_INPUT FOR THIS TASK_
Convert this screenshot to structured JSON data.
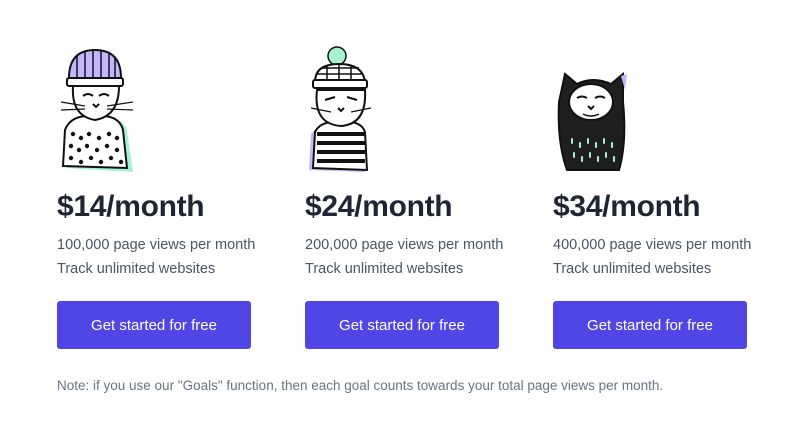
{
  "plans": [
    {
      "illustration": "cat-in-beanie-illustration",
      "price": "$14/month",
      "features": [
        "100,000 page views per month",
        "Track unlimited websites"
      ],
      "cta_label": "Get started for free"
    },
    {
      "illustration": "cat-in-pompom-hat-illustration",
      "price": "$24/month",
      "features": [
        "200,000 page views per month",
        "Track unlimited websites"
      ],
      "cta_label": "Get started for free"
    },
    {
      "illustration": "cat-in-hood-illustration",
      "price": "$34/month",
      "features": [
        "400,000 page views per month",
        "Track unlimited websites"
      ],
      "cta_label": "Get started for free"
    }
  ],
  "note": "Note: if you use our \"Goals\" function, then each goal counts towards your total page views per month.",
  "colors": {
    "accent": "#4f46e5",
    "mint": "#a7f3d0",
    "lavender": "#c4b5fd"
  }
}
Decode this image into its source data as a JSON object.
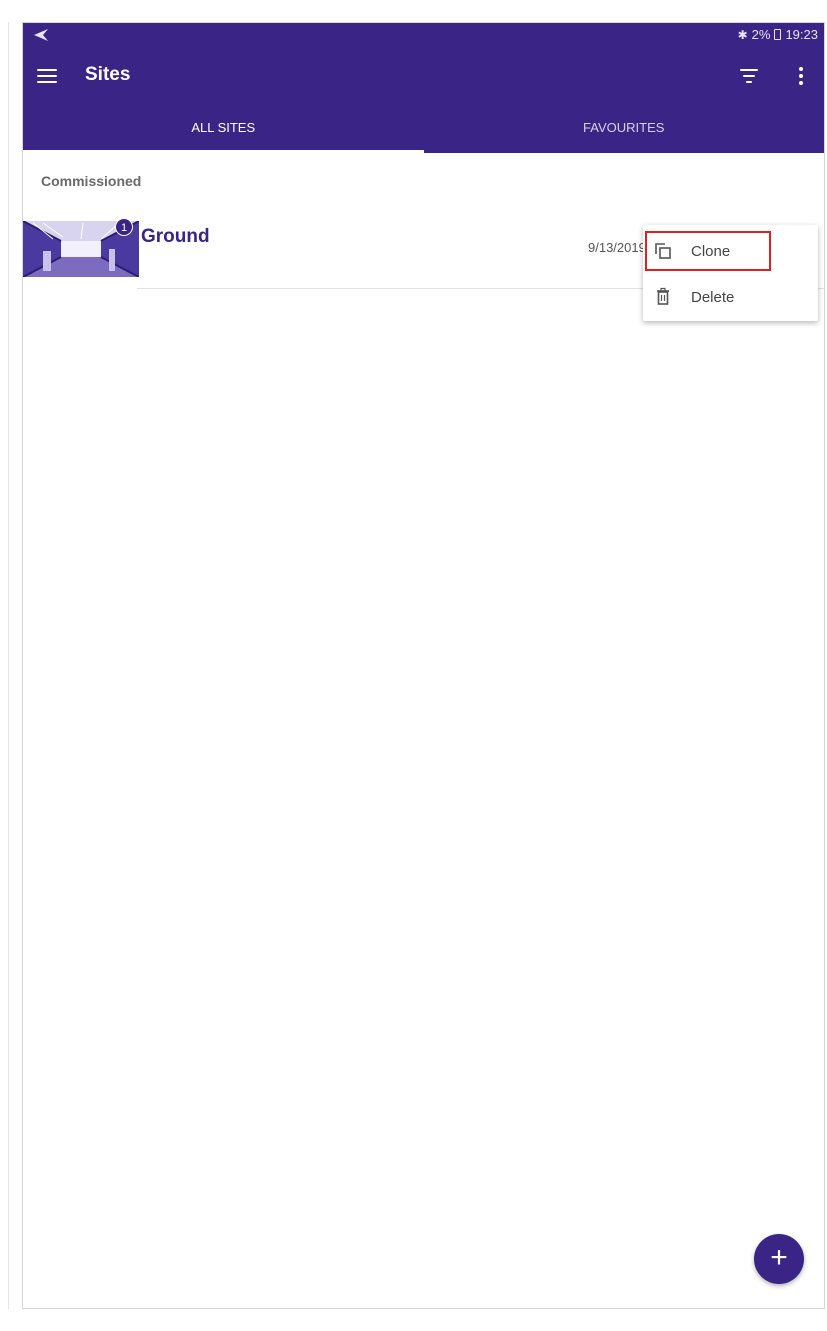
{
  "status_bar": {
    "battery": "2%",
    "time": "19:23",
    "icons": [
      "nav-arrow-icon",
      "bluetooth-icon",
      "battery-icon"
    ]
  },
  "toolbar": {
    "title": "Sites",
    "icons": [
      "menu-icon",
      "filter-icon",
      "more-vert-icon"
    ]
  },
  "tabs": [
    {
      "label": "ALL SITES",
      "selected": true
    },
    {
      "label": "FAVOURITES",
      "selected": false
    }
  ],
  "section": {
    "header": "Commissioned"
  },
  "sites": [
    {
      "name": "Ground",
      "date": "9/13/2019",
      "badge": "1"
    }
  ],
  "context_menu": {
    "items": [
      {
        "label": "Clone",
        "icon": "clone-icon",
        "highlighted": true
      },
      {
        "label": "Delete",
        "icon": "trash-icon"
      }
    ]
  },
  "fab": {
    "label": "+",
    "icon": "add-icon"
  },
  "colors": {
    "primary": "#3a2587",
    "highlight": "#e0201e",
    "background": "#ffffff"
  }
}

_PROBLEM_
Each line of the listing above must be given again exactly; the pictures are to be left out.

_SOLUTION_
Convert this screenshot to structured JSON data.
{
  "plans": [
    {
      "illustration": "cat-in-beanie-illustration",
      "price": "$14/month",
      "features": [
        "100,000 page views per month",
        "Track unlimited websites"
      ],
      "cta_label": "Get started for free"
    },
    {
      "illustration": "cat-in-pompom-hat-illustration",
      "price": "$24/month",
      "features": [
        "200,000 page views per month",
        "Track unlimited websites"
      ],
      "cta_label": "Get started for free"
    },
    {
      "illustration": "cat-in-hood-illustration",
      "price": "$34/month",
      "features": [
        "400,000 page views per month",
        "Track unlimited websites"
      ],
      "cta_label": "Get started for free"
    }
  ],
  "note": "Note: if you use our \"Goals\" function, then each goal counts towards your total page views per month.",
  "colors": {
    "accent": "#4f46e5",
    "mint": "#a7f3d0",
    "lavender": "#c4b5fd"
  }
}
Decode this image into its source data as a JSON object.
{
  "status_bar": {
    "battery": "2%",
    "time": "19:23",
    "icons": [
      "nav-arrow-icon",
      "bluetooth-icon",
      "battery-icon"
    ]
  },
  "toolbar": {
    "title": "Sites",
    "icons": [
      "menu-icon",
      "filter-icon",
      "more-vert-icon"
    ]
  },
  "tabs": [
    {
      "label": "ALL SITES",
      "selected": true
    },
    {
      "label": "FAVOURITES",
      "selected": false
    }
  ],
  "section": {
    "header": "Commissioned"
  },
  "sites": [
    {
      "name": "Ground",
      "date": "9/13/2019",
      "badge": "1"
    }
  ],
  "context_menu": {
    "items": [
      {
        "label": "Clone",
        "icon": "clone-icon",
        "highlighted": true
      },
      {
        "label": "Delete",
        "icon": "trash-icon"
      }
    ]
  },
  "fab": {
    "label": "+",
    "icon": "add-icon"
  },
  "colors": {
    "primary": "#3a2587",
    "highlight": "#e0201e",
    "background": "#ffffff"
  }
}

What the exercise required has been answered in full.